Hungarian-inspired Mushroom Soup Recipe

Hungarian-inspired Mushroom Soup Recipe

I never met a mushroom I didn’t like, and I’ve had the pleasure of quite a few.
If you ever get the chance, take a mushroom walk with the Boston Mycological Club(or your local club). They are a perfect collection of culinary, botany and sensation-seeking enthusiasts. When I went, we found baskets-full of colorful beauties, then using field guides and spore patterns (the definitive method to differentiate friend or foe from a safe-to-eat perspective), we identified, divided up and took home our bounties for happy times of all sorts.

Gathering mushrooms from the wild is getting evermore popular, but I don’t do it because even though I’ve had some experience with my mycological friends, every year even expert mushroom collectors eat the wrong fungi and that’s it – they can kill you. There are such a phenomenal range of cultivated mushrooms now available, I suggest sticking with and enjoying that.

I love the mushrooms, dill, and sour cream that frames Hungarian mushroom soup. If you can find a good local organic grass-fed sour cream, then by all means, use that (grass-fed dairy has a more favorable lipid profile as well as being easier on the earth relative to its mass-market cousins). If you are dairy-free, you can substitute a bit of soy milk plus an extra squeeze of lemon to approximate the tang you’ll miss from yogurt or sour cream.

Here I’ve aimed to boost the nutrient density by loading up on herbs – both dill and parsley, as well as other vegetables, and lightened it up with yogurt rather than sour cream. I found that when I used this quantity of herbs, I needed to blend the finished product – herbs are so delicate that when they are cooked like this in a soup, they need to be blended or finely finely chopped or their texture just isn’t what you want it to be.


1 – 16 oz package organic mushrooms
2 Tbsp olive oil
3 large carrots
1/2 yellow onion, sliced & cubed
1/2 medium yellow turnip, peeled and sliced
2 cups organic chicken or vegetable stock
about 1 cup fresh dill, chopped
about 1/2 cup fresh parsley, chopped
2 Tbsp organic grass-fed yogurt or sour cream


In a heavy soup pot over medium heat, sauté onions in olive oil until translucent. Slice carrots and clean and slice mushrooms, and slice turnip, discarding any waxy covering it may have.

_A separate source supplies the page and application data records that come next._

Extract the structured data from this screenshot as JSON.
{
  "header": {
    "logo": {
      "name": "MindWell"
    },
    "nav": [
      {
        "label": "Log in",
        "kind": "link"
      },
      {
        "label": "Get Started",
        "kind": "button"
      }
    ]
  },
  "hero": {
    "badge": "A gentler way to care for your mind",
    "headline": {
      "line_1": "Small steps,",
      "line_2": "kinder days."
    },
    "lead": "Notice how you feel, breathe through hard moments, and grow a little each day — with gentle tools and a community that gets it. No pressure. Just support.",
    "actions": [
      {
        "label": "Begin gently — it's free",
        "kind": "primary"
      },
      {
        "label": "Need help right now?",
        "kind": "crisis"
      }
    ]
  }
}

Add these veggies to the pot and sauté for about 10 minutes, stirring occasionally to prevent sticking. Add stock and simmer 45-60 minutes. Meanwhile, chop herbs. Add herbs and yogurt or sour cream. If necessary, cool and run through a blender for a smooth and creamy texture.